Given the quality of the athletes on the start line in the semifinals, there didn’t seem to be enough places available in the women’s 800m final.
There were 15 runners with season’s bests below two minutes, with nine of those times quicker than 1:59, and throw in the fact that championships racing is often tactical, predicting the first two automatic qualifiers wasn’t an easy task. Picking up a qualification on time was anybody’s for the taking.
The favourites, however, did make it through unscathed and in such a way that promises a highly competitive race on Sunday.
Caster Semenya, Francine Niyonsaba, Margaret Wambui and Ajee’ Wilson all progressed in serene fashion, although it doesn’t take a mathematician to observe that four into three podium positions is a difficult equation to square.

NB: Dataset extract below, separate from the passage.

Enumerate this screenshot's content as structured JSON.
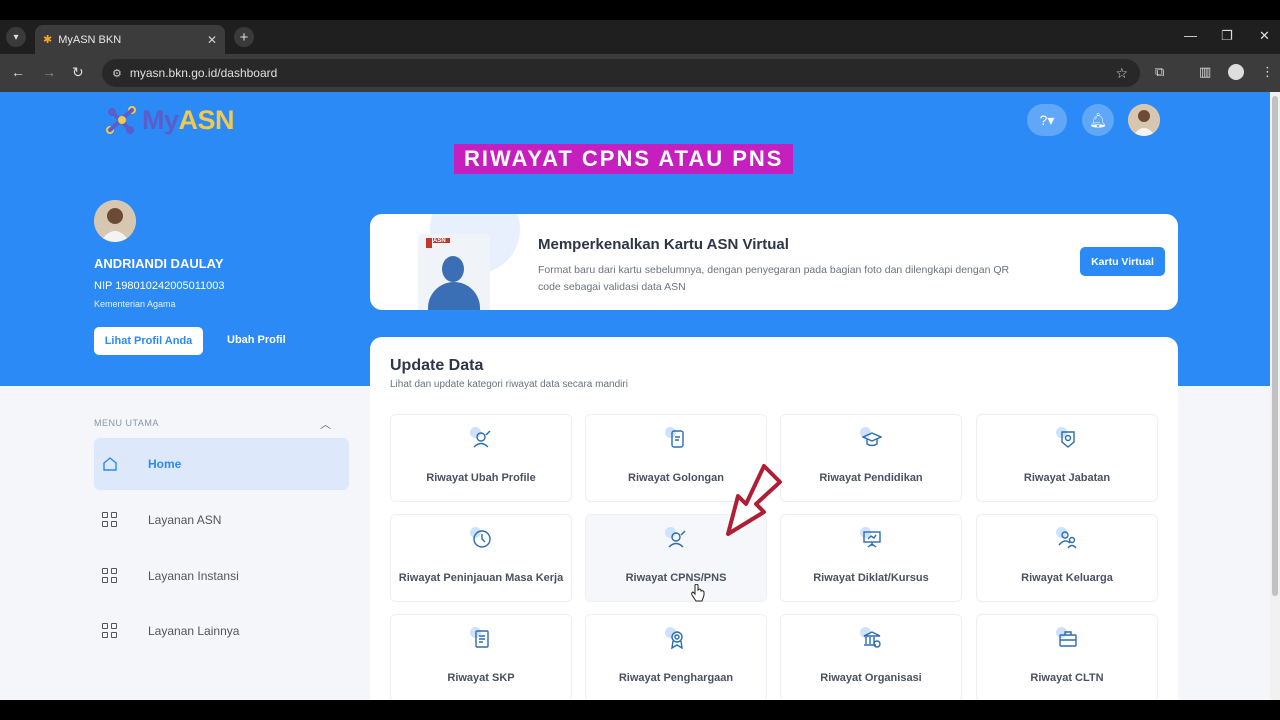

The first race featured the 23-year-old Wilson, who set the USA national record 1:55.61 in Monaco last month.
Striding out from the gun, the 2012 world U20 champion broke in first place and went through 200m in a swift 27.54, establishing a lead that she wouldn’t relinquish.
Clocking 57.82 at 400m, the American led Canada’s 2015 world silver medallist by a metre and extended her advantage to three metres or so by the end. Rarely can 1:59.21 have looked so easy and Wilson will feel confident of going much quicker in the final should circumstances require it.

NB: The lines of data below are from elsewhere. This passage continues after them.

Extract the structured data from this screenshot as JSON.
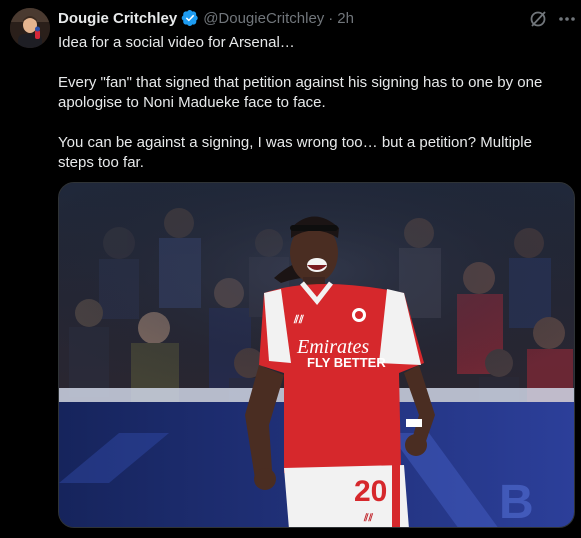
{
  "author": {
    "display_name": "Dougie Critchley",
    "handle": "@DougieCritchley",
    "separator": "·",
    "timestamp": "2h",
    "verified": true,
    "verified_color": "#1d9bf0"
  },
  "icons": {
    "grok": "grok-icon",
    "more": "more-options-icon",
    "verified": "verified-badge-icon"
  },
  "tweet": {
    "paragraphs": [
      "Idea for a social video for Arsenal…",
      "Every \"fan\" that signed that petition against his signing has to one by one apologise to Noni Madueke face to face.",
      "You can be against a signing, I was wrong too… but a petition? Multiple steps too far."
    ]
  },
  "media": {
    "shirt_sponsor_line1": "Emirates",
    "shirt_sponsor_line2": "FLY BETTER",
    "shirt_number": "20",
    "kit_color": "#d6282c"
  }
}
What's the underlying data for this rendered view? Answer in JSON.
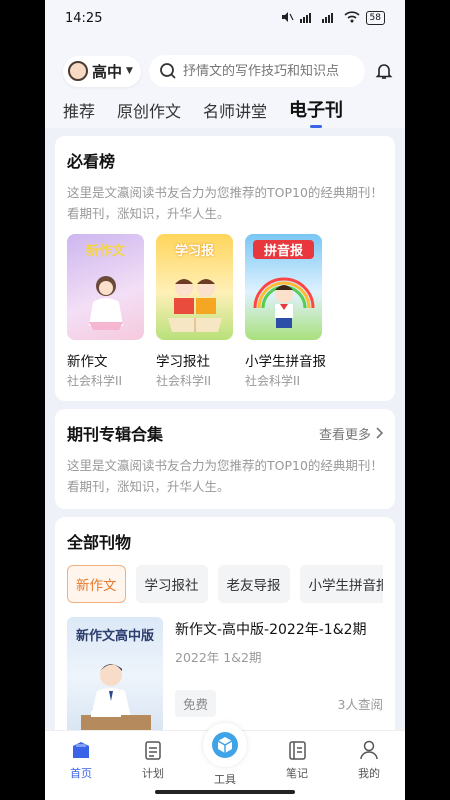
{
  "status": {
    "time": "14:25",
    "network": "&#8201;",
    "battery": "58"
  },
  "header": {
    "grade": "高中",
    "search_placeholder": "抒情文的写作技巧和知识点"
  },
  "tabs": [
    {
      "label": "推荐"
    },
    {
      "label": "原创作文"
    },
    {
      "label": "名师讲堂"
    },
    {
      "label": "电子刊"
    }
  ],
  "must_read": {
    "title": "必看榜",
    "desc": "这里是文瀛阅读书友合力为您推荐的TOP10的经典期刊！看期刊，涨知识，升华人生。",
    "items": [
      {
        "cover_text": "新作文",
        "name": "新作文",
        "category": "社会科学II",
        "color": "#d9c6f0"
      },
      {
        "cover_text": "学习报",
        "name": "学习报社",
        "category": "社会科学II",
        "color": "#ffd66b"
      },
      {
        "cover_text": "拼音报",
        "name": "小学生拼音报",
        "category": "社会科学II",
        "color": "#7fc8f5"
      }
    ]
  },
  "collections": {
    "title": "期刊专辑合集",
    "more": "查看更多",
    "desc": "这里是文瀛阅读书友合力为您推荐的TOP10的经典期刊！看期刊，涨知识，升华人生。"
  },
  "all": {
    "title": "全部刊物",
    "chips": [
      "新作文",
      "学习报社",
      "老友导报",
      "小学生拼音报"
    ],
    "item": {
      "cover_text": "新作文高中版",
      "title": "新作文-高中版-2022年-1&2期",
      "subtitle": "2022年 1&2期",
      "badge": "免费",
      "views": "3人查阅"
    }
  },
  "nav": [
    {
      "label": "首页",
      "icon": "home-icon"
    },
    {
      "label": "计划",
      "icon": "plan-icon"
    },
    {
      "label": "工具",
      "icon": "tools-icon"
    },
    {
      "label": "笔记",
      "icon": "notes-icon"
    },
    {
      "label": "我的",
      "icon": "profile-icon"
    }
  ],
  "colors": {
    "accent": "#3a63e8",
    "chip_active": "#e8782b"
  }
}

Bishop also looked relaxed, holding off first Cuba’s Rose Almanza and then Benin’s fast finishing Noelie Yarigo, crossing the line in 1:59.56.

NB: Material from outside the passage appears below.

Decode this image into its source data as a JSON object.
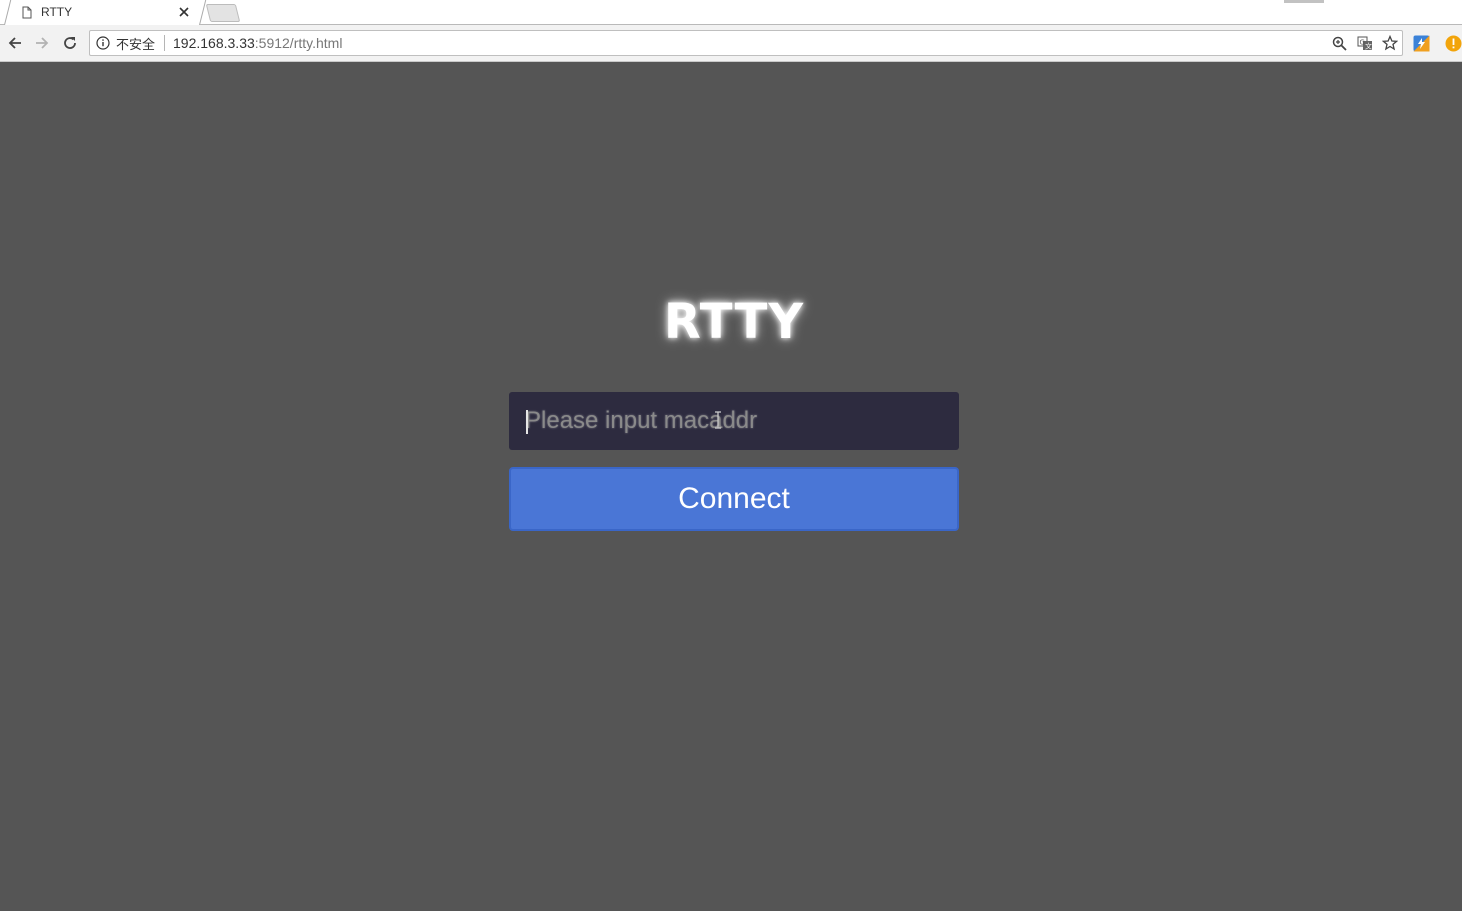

The second semi-final featured Olympic champion Semenya, who took a bronze medal in the 1500m on Monday. In the heats, she had waited until the final 70 metres before surging through to win, but here she reacted to the gun like a sprinter, attempting to hit the front at the break.
It was Great Britain’s Olympic finalist Lynsey Sharp who actually led, edging Switzerland’s Selena Buchel, before Wilson’s training partner Charlene Lipsey hit the front, running 28.1 for the first 200m.
She stayed there until, with 190 metres remaining, Semenya powered through. Her victory was never in doubt from that point on, but the battle for second provided drama.
It looked to be a straight battle between Lipsey and Sharp, until Poland’s Angelika Cichocka sped through on the inside to qualify in 1:59.32, a season’s best, having been as far back as sixth place with 100m remaining.
To make matters worse for Sharp, she was then disqualified following a tangle of arms with Lipsey in the final strides, although was reinstated later in the evening.
The final race featured both Kenya’s Wambui and Niyonsaba of Burundi, the silver and bronze medallists from Rio last year.
The 24-year-old Niyonsaba has made a habit of consistently clocking times below two minutes in recent seasons and moved to the front at the earliest opportunity, tracked by Great Britain’s Shelayna Oskan-Clarke.
Following a 1:00.89 first lap, South Africa’s Gena Lofstrand made a failed attempt to wrestle the lead from Niyonsaba and the Burundian maintained that spot all the way to the line, glancing at Wambui, who had moved into second, as the pair closed out the race in 2:01.11 and 2:01.19 respectively.
The USA’s Brenda Martinez, silver medallist four years in Moscow, attempted to pass but couldn’t do so, her 2:01.31 not enough to qualify on time.
Instead, Lipsey and Sharp from the second race progressed.
Dean Hardman for the IAAF